◆ WHAT TO WORK ON: Each entry here is to be restated word for word.

◆ DATA EXCERPTS:

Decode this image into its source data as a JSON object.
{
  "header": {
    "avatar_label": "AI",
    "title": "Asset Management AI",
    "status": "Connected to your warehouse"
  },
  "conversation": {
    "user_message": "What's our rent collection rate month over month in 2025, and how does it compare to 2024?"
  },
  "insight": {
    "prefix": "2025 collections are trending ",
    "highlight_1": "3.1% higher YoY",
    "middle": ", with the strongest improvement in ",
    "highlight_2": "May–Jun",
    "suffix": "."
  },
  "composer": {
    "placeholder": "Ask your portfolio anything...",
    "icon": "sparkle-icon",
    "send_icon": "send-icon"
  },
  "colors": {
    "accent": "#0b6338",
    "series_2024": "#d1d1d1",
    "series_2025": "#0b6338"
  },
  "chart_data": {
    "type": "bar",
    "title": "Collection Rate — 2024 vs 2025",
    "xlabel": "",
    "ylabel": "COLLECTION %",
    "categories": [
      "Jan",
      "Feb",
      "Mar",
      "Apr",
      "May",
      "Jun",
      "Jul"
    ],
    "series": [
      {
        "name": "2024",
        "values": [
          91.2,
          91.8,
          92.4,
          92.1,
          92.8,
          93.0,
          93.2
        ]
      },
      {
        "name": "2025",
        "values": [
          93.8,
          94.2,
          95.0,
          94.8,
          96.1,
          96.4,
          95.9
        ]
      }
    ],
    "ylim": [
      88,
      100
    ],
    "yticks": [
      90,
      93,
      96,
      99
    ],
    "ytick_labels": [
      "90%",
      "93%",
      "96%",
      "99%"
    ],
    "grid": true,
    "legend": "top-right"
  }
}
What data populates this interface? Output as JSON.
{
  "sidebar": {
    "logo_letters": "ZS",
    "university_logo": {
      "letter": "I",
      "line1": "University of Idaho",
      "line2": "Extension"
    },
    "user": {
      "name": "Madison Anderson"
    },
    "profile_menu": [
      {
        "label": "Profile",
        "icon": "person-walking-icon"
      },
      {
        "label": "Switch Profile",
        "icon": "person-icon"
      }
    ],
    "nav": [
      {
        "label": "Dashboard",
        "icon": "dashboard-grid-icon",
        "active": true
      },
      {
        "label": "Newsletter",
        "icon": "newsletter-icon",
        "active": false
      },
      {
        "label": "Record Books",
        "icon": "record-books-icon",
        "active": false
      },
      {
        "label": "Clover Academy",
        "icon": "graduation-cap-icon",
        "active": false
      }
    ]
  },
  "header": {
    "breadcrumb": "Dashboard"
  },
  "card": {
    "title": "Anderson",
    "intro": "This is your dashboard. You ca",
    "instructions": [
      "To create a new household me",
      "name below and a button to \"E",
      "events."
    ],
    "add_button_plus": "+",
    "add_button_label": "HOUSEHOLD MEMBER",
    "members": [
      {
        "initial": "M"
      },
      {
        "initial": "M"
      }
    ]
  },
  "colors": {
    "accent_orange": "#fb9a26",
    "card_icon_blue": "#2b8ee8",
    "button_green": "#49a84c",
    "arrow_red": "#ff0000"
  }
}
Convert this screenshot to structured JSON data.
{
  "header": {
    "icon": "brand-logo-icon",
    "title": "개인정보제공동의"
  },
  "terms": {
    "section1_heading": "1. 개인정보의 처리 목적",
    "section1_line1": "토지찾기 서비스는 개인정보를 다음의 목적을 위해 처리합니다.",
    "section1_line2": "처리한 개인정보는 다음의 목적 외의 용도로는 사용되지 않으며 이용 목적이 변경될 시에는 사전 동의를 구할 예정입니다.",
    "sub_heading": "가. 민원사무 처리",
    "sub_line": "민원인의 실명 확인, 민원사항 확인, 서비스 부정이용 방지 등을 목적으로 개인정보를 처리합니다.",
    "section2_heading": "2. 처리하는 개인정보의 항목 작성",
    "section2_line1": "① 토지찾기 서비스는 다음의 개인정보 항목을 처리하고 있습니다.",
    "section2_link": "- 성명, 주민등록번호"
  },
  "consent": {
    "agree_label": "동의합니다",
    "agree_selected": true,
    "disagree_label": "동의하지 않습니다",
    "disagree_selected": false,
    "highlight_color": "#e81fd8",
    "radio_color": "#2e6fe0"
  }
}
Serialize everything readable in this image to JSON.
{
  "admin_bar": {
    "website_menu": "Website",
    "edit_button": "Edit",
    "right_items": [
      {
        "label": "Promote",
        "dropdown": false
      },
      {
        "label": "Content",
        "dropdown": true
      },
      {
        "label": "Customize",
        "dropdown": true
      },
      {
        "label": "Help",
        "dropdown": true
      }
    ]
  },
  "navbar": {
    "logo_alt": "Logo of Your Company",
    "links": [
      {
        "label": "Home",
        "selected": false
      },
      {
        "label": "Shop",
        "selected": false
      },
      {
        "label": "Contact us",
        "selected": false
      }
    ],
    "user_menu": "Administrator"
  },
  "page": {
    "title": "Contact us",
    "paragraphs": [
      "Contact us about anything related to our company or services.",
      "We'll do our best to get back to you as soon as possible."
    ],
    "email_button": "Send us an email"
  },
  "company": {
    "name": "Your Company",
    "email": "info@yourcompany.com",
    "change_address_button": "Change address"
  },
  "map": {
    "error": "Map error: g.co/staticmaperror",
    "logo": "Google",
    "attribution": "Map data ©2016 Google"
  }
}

◆ RESPONSE AREA:
Decode this image into its source data as a JSON object.
{
  "header": {
    "avatar_label": "AI",
    "title": "Asset Management AI",
    "status": "Connected to your warehouse"
  },
  "conversation": {
    "user_message": "What's our rent collection rate month over month in 2025, and how does it compare to 2024?"
  },
  "insight": {
    "prefix": "2025 collections are trending ",
    "highlight_1": "3.1% higher YoY",
    "middle": ", with the strongest improvement in ",
    "highlight_2": "May–Jun",
    "suffix": "."
  },
  "composer": {
    "placeholder": "Ask your portfolio anything...",
    "icon": "sparkle-icon",
    "send_icon": "send-icon"
  },
  "colors": {
    "accent": "#0b6338",
    "series_2024": "#d1d1d1",
    "series_2025": "#0b6338"
  },
  "chart_data": {
    "type": "bar",
    "title": "Collection Rate — 2024 vs 2025",
    "xlabel": "",
    "ylabel": "COLLECTION %",
    "categories": [
      "Jan",
      "Feb",
      "Mar",
      "Apr",
      "May",
      "Jun",
      "Jul"
    ],
    "series": [
      {
        "name": "2024",
        "values": [
          91.2,
          91.8,
          92.4,
          92.1,
          92.8,
          93.0,
          93.2
        ]
      },
      {
        "name": "2025",
        "values": [
          93.8,
          94.2,
          95.0,
          94.8,
          96.1,
          96.4,
          95.9
        ]
      }
    ],
    "ylim": [
      88,
      100
    ],
    "yticks": [
      90,
      93,
      96,
      99
    ],
    "ytick_labels": [
      "90%",
      "93%",
      "96%",
      "99%"
    ],
    "grid": true,
    "legend": "top-right"
  }
}
What data populates this interface? Output as JSON.
{
  "sidebar": {
    "logo_letters": "ZS",
    "university_logo": {
      "letter": "I",
      "line1": "University of Idaho",
      "line2": "Extension"
    },
    "user": {
      "name": "Madison Anderson"
    },
    "profile_menu": [
      {
        "label": "Profile",
        "icon": "person-walking-icon"
      },
      {
        "label": "Switch Profile",
        "icon": "person-icon"
      }
    ],
    "nav": [
      {
        "label": "Dashboard",
        "icon": "dashboard-grid-icon",
        "active": true
      },
      {
        "label": "Newsletter",
        "icon": "newsletter-icon",
        "active": false
      },
      {
        "label": "Record Books",
        "icon": "record-books-icon",
        "active": false
      },
      {
        "label": "Clover Academy",
        "icon": "graduation-cap-icon",
        "active": false
      }
    ]
  },
  "header": {
    "breadcrumb": "Dashboard"
  },
  "card": {
    "title": "Anderson",
    "intro": "This is your dashboard. You ca",
    "instructions": [
      "To create a new household me",
      "name below and a button to \"E",
      "events."
    ],
    "add_button_plus": "+",
    "add_button_label": "HOUSEHOLD MEMBER",
    "members": [
      {
        "initial": "M"
      },
      {
        "initial": "M"
      }
    ]
  },
  "colors": {
    "accent_orange": "#fb9a26",
    "card_icon_blue": "#2b8ee8",
    "button_green": "#49a84c",
    "arrow_red": "#ff0000"
  }
}
Convert this screenshot to structured JSON data.
{
  "header": {
    "icon": "brand-logo-icon",
    "title": "개인정보제공동의"
  },
  "terms": {
    "section1_heading": "1. 개인정보의 처리 목적",
    "section1_line1": "토지찾기 서비스는 개인정보를 다음의 목적을 위해 처리합니다.",
    "section1_line2": "처리한 개인정보는 다음의 목적 외의 용도로는 사용되지 않으며 이용 목적이 변경될 시에는 사전 동의를 구할 예정입니다.",
    "sub_heading": "가. 민원사무 처리",
    "sub_line": "민원인의 실명 확인, 민원사항 확인, 서비스 부정이용 방지 등을 목적으로 개인정보를 처리합니다.",
    "section2_heading": "2. 처리하는 개인정보의 항목 작성",
    "section2_line1": "① 토지찾기 서비스는 다음의 개인정보 항목을 처리하고 있습니다.",
    "section2_link": "- 성명, 주민등록번호"
  },
  "consent": {
    "agree_label": "동의합니다",
    "agree_selected": true,
    "disagree_label": "동의하지 않습니다",
    "disagree_selected": false,
    "highlight_color": "#e81fd8",
    "radio_color": "#2e6fe0"
  }
}
Serialize everything readable in this image to JSON.
{
  "admin_bar": {
    "website_menu": "Website",
    "edit_button": "Edit",
    "right_items": [
      {
        "label": "Promote",
        "dropdown": false
      },
      {
        "label": "Content",
        "dropdown": true
      },
      {
        "label": "Customize",
        "dropdown": true
      },
      {
        "label": "Help",
        "dropdown": true
      }
    ]
  },
  "navbar": {
    "logo_alt": "Logo of Your Company",
    "links": [
      {
        "label": "Home",
        "selected": false
      },
      {
        "label": "Shop",
        "selected": false
      },
      {
        "label": "Contact us",
        "selected": false
      }
    ],
    "user_menu": "Administrator"
  },
  "page": {
    "title": "Contact us",
    "paragraphs": [
      "Contact us about anything related to our company or services.",
      "We'll do our best to get back to you as soon as possible."
    ],
    "email_button": "Send us an email"
  },
  "company": {
    "name": "Your Company",
    "email": "info@yourcompany.com",
    "change_address_button": "Change address"
  },
  "map": {
    "error": "Map error: g.co/staticmaperror",
    "logo": "Google",
    "attribution": "Map data ©2016 Google"
  }
}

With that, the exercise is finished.